Recent research from the research group of Professor

Photo for Matthew Vollmer

Five Department of Chemistry students, including four graduate students and one undergraduate student, have received honors in the 2015 National Science Foundation (NSF) Graduate Research Fellowship (GRF) program. Matthew Vollmer was honored with a fellowship. Graduate Students Annabelle Lee, Harrison Friske and Courtney Olson and Undergraduate Student Moriana Haj received honorable mentions. A Lando summer researcher, Danielle Francis, also received a fellowship.

The prestigious and competitive GRF program recognizes and supports outstanding graduate students in NSF-supported science, technology, engineering, and mathematics disciplines who are pursuing research-based master's and doctoral degrees. Fellowship winners receive three years of support and a $34,000 annual stipend. The Department of Chemistry receives a $12,000 cost-of-education allowance. The NSF awarded the fellowship to 2,000 individuals from among 16,500 applicants.

Fellowship Honors

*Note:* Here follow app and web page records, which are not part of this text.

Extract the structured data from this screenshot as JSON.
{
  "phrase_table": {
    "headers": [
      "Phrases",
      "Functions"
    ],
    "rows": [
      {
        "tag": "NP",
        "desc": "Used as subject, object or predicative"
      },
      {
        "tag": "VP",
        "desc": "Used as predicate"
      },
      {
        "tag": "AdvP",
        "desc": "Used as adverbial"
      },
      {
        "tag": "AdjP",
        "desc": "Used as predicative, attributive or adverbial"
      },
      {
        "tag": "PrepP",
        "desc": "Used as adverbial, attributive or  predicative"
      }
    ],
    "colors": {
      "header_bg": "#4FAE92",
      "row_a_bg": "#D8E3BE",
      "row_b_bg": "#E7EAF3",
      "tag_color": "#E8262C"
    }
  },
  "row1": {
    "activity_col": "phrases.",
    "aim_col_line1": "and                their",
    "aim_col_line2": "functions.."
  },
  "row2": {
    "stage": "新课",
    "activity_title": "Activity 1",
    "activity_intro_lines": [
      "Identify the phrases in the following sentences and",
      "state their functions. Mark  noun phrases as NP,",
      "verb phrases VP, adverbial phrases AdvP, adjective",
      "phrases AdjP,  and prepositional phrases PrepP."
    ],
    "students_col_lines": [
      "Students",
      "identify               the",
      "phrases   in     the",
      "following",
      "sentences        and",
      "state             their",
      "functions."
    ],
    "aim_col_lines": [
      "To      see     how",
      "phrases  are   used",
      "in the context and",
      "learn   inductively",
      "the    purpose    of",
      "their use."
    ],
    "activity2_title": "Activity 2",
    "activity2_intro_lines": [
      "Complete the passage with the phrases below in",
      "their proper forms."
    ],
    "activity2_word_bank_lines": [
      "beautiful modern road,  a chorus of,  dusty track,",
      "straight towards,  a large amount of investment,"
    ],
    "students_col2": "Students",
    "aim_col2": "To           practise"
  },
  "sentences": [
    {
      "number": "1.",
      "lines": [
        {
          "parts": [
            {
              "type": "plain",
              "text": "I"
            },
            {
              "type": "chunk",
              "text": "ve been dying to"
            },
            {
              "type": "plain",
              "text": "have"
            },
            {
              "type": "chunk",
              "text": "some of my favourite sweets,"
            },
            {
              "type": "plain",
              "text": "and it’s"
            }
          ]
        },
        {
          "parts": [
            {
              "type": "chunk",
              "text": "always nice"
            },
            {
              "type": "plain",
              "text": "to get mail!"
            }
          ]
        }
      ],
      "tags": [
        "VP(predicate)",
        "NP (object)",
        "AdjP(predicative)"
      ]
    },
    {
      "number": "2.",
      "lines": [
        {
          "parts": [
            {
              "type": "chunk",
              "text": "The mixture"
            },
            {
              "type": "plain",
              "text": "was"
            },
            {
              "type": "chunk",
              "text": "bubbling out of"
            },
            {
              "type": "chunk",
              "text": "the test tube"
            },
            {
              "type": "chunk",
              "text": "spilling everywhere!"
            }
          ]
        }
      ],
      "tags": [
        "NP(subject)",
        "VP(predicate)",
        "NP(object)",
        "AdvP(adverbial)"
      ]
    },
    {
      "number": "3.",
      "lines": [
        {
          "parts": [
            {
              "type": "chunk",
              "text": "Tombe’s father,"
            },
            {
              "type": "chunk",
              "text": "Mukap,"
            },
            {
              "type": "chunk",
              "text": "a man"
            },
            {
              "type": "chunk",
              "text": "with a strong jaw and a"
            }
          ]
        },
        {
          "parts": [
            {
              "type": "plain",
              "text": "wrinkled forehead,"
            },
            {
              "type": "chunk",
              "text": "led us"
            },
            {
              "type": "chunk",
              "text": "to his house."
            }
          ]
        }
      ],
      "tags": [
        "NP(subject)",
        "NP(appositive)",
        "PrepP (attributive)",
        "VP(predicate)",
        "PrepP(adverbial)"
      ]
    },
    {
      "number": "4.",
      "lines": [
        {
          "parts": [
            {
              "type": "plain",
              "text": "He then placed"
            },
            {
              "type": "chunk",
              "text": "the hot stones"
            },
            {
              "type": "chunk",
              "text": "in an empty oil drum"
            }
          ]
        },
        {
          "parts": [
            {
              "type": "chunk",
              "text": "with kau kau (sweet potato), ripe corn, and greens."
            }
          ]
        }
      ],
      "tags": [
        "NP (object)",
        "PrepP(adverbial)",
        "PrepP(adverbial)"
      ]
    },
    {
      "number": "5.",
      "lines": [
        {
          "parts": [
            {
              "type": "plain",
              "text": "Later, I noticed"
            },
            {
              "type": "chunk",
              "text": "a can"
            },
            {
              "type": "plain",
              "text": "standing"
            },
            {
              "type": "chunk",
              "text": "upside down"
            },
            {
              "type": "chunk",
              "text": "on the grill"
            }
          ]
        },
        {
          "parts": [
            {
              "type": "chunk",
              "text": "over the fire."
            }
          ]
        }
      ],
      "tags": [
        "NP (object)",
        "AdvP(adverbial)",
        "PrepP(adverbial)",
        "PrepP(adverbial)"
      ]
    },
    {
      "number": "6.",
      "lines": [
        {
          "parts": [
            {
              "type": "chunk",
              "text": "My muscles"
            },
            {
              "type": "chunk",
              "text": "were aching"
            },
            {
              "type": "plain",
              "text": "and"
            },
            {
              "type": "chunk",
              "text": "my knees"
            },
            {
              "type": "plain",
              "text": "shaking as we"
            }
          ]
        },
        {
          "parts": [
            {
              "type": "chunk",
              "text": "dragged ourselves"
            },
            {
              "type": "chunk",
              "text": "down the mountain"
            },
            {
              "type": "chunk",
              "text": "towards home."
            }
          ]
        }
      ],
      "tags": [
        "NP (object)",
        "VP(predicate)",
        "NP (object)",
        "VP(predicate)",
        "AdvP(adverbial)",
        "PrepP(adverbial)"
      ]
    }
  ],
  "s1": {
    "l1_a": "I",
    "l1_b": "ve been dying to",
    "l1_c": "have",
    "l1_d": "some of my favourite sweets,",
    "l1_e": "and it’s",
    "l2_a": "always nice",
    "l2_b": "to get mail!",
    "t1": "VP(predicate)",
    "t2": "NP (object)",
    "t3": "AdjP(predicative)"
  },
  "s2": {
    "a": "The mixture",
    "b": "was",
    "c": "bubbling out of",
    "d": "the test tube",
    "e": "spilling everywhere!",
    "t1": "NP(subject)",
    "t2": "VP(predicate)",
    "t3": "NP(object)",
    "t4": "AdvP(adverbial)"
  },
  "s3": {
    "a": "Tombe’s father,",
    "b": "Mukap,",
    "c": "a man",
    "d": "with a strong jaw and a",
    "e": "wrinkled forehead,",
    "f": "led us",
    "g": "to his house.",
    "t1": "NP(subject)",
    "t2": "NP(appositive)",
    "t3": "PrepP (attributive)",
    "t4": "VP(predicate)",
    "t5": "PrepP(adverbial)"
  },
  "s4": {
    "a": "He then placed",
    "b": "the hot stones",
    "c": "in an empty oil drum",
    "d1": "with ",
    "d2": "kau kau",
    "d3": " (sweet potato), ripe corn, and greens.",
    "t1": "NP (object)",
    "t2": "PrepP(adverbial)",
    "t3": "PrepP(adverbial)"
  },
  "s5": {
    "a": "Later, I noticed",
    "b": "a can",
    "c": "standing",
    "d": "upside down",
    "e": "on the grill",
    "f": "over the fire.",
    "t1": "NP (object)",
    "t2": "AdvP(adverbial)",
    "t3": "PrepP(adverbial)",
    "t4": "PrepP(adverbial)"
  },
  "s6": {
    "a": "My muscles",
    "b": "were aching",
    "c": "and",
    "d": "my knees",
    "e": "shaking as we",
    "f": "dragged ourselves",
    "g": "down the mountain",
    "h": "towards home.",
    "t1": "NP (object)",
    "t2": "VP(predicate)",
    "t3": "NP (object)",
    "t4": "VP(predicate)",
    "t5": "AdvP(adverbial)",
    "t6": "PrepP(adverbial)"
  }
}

Matthew Vollmer is a first-year graduate student working with Professor Connie Lu. His research interests focus on synthetic inorganic-organometallic chemistry. He wants to study Group 13 (M= Al, Ga, In) lewis adducts of transition metals and their relevance to catalytic ammonia production. He hopes to work in academia after completing his doctorate.

Danielle Francis, who is studying chemistry of life processes at Mississippi State University, also received a fellowship. She participated in the Department of Chemistry’s Lando/National Science Foundation summer research program for outstanding undergraduate students.

Honorable Mention Honors

Harrison Frisk is a first-year graduate student working with Professor James Johns. His research interest is photoemission experiments on grapheme and 2-dimensional materials.

Moriana Haj is a graduating senior who will be attending graduate school this fall to pursue a doctorate in chemistry. Her general research interest is synthetic organic chemistry. Working in Professor Thomas Hoye's laboratory, her research interest currently encompasses studying the hexadehydro-Diels–Alder reaction.

Annabelle Lee is a second-year graduate student working with Professor Marc Hillmyer. Her research interests encompass the synthesis of sustainable block polymer systems with an emphasis in forming thermoplastic elastomers from aliphatic polyesters.

Courtney Olson is a first-year graduate student working with Professor Aaron Massari. Her research interest is experimental physical chemistry, particularly 2-D infrared spectroscopy.